→ **Task item**
Bring together all lines of the material below that contain the string "title".
+++ Data listing
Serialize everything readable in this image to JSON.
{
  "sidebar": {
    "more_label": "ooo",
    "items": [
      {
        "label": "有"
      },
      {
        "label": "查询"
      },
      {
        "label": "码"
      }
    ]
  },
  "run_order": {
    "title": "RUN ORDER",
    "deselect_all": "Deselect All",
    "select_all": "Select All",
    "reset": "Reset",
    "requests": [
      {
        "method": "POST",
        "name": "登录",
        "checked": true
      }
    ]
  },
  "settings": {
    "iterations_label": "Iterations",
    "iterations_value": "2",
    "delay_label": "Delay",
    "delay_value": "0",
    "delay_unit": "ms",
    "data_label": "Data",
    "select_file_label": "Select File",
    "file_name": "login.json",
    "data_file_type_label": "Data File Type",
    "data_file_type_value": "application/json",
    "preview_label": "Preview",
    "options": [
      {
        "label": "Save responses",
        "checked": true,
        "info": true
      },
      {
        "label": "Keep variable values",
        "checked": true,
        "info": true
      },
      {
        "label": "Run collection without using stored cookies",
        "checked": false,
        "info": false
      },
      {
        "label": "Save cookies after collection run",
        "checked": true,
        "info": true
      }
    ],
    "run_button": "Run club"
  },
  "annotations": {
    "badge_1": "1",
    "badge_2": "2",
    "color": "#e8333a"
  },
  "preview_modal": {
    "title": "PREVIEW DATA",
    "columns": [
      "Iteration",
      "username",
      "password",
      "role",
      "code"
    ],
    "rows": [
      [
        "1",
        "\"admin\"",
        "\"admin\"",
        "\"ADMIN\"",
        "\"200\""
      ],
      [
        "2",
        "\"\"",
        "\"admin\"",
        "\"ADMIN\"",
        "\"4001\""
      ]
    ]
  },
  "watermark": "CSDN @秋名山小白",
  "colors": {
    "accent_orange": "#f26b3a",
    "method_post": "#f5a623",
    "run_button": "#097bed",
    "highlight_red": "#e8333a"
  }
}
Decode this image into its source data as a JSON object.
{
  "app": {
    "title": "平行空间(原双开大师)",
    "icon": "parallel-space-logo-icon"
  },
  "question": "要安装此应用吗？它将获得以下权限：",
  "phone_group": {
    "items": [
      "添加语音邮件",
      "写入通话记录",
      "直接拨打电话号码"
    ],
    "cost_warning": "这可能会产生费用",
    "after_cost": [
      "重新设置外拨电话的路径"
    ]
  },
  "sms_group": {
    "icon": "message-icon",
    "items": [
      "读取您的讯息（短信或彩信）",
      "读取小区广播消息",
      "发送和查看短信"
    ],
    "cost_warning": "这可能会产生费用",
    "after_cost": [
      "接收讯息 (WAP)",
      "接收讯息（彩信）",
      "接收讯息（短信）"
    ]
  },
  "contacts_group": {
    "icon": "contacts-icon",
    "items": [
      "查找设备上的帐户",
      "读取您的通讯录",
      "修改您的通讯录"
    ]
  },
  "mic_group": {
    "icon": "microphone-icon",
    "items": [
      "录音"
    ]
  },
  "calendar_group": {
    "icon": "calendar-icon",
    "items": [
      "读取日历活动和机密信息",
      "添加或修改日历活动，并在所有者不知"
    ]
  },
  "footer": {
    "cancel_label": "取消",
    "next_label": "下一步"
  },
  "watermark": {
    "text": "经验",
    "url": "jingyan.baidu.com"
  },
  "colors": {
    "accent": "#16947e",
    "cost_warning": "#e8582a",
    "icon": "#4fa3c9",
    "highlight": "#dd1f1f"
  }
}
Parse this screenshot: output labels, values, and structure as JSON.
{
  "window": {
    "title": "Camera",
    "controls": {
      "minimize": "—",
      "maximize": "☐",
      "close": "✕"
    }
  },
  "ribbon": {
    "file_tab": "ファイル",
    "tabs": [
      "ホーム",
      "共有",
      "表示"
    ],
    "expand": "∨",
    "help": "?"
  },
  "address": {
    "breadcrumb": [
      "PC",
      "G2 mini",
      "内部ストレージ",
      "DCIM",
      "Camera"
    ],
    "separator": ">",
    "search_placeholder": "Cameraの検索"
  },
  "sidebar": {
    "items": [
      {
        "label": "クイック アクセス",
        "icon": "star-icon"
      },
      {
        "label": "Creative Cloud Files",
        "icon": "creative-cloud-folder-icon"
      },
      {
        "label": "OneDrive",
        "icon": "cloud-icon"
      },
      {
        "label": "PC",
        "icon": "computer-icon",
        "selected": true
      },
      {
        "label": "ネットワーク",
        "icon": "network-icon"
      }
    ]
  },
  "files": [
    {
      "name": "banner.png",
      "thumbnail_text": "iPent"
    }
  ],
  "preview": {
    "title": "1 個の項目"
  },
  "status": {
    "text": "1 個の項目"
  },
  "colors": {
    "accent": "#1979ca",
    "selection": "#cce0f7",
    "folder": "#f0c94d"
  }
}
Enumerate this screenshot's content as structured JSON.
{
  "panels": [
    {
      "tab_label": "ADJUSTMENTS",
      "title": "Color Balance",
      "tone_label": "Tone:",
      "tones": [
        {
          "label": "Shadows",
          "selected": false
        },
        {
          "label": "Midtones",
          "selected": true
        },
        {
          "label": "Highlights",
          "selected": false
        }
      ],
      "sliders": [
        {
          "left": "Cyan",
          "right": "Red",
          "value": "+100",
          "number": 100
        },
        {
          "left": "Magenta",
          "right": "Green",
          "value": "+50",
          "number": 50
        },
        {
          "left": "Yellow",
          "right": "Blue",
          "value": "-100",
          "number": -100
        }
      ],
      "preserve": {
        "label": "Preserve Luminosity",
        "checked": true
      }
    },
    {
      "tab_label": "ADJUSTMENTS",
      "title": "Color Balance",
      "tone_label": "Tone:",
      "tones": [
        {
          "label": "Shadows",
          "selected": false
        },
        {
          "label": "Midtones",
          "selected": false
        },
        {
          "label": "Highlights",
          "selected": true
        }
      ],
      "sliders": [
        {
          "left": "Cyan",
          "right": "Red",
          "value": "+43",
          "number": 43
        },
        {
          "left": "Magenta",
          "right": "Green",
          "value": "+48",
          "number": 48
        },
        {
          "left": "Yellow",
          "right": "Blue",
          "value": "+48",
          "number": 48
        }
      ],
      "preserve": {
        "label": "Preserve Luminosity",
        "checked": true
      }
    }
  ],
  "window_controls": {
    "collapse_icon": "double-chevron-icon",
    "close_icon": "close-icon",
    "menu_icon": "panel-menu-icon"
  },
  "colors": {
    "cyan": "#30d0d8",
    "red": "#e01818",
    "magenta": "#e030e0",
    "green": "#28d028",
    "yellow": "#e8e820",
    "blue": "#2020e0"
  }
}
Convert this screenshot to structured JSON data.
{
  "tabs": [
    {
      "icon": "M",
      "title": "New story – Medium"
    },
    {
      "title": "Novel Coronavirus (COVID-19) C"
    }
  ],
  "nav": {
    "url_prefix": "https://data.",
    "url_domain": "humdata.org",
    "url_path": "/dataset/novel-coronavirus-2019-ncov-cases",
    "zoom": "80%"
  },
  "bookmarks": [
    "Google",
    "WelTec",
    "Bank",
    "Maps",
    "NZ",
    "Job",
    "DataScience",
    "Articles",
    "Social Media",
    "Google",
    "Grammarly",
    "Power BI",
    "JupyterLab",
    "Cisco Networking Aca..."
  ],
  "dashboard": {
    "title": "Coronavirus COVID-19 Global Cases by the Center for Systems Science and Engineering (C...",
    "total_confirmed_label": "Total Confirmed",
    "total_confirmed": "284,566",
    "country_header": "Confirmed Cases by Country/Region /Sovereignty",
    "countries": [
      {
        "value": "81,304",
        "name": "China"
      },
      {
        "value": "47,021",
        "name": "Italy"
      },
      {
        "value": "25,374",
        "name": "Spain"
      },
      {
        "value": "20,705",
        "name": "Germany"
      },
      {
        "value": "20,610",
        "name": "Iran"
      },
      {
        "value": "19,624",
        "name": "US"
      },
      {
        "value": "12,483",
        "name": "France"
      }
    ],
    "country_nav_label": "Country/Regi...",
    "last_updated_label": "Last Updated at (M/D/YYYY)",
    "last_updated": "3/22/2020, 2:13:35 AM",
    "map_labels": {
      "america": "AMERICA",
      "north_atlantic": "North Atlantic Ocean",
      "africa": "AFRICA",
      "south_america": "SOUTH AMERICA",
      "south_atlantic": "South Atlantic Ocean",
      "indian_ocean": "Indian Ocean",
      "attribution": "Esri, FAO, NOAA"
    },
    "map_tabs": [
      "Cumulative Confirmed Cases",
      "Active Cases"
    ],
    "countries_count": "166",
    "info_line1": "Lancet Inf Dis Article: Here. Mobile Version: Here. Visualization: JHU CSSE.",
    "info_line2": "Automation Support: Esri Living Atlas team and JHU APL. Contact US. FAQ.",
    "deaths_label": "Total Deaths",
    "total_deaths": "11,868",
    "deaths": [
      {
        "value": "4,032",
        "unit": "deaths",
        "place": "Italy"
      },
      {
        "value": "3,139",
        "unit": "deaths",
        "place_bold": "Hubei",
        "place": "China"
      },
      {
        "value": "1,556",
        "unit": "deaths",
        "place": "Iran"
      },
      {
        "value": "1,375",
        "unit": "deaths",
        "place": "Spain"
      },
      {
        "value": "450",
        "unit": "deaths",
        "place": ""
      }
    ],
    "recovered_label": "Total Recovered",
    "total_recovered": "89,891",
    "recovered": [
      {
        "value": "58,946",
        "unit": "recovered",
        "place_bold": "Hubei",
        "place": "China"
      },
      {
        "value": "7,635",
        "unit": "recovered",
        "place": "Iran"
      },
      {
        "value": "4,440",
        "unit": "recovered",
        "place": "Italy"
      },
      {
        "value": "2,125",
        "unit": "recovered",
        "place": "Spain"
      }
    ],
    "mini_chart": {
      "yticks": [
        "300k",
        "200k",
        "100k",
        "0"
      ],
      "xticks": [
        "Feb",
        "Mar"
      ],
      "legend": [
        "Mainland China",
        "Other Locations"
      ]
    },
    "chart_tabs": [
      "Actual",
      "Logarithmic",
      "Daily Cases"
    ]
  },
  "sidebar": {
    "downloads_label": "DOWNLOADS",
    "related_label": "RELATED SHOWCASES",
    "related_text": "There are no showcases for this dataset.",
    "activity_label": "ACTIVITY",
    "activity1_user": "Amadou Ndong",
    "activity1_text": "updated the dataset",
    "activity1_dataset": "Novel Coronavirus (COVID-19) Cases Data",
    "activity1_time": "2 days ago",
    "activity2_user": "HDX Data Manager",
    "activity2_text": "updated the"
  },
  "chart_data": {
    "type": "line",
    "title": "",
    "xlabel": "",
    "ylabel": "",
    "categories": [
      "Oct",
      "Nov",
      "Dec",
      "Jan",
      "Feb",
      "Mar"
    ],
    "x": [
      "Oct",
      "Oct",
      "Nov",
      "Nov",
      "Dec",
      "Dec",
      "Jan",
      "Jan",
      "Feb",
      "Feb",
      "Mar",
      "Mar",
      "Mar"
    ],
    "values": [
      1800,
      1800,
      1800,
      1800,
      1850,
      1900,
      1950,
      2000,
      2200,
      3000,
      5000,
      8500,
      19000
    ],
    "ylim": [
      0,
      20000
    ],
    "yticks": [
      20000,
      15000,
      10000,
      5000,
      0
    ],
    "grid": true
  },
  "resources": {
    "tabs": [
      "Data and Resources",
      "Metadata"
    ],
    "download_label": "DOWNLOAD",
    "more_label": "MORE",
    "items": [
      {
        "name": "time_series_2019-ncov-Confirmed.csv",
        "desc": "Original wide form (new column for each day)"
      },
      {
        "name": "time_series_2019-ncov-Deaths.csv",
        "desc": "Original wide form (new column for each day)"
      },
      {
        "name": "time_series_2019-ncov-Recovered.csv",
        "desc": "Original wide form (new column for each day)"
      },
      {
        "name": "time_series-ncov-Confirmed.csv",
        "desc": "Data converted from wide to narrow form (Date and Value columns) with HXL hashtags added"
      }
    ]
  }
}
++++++
→ **Output for this task**
    "title": "RUN ORDER",
    "title": "PREVIEW DATA",
    "title": "平行空间(原双开大师)",
    "title": "Camera",
    "title": "1 個の項目"
      "title": "Color Balance",
      "title": "Color Balance",
      "title": "New story – Medium"
      "title": "Novel Coronavirus (COVID-19) C"
    "title": "Coronavirus COVID-19 Global Cases by the Center for Systems Science and Engineering (C...",
    "title": "",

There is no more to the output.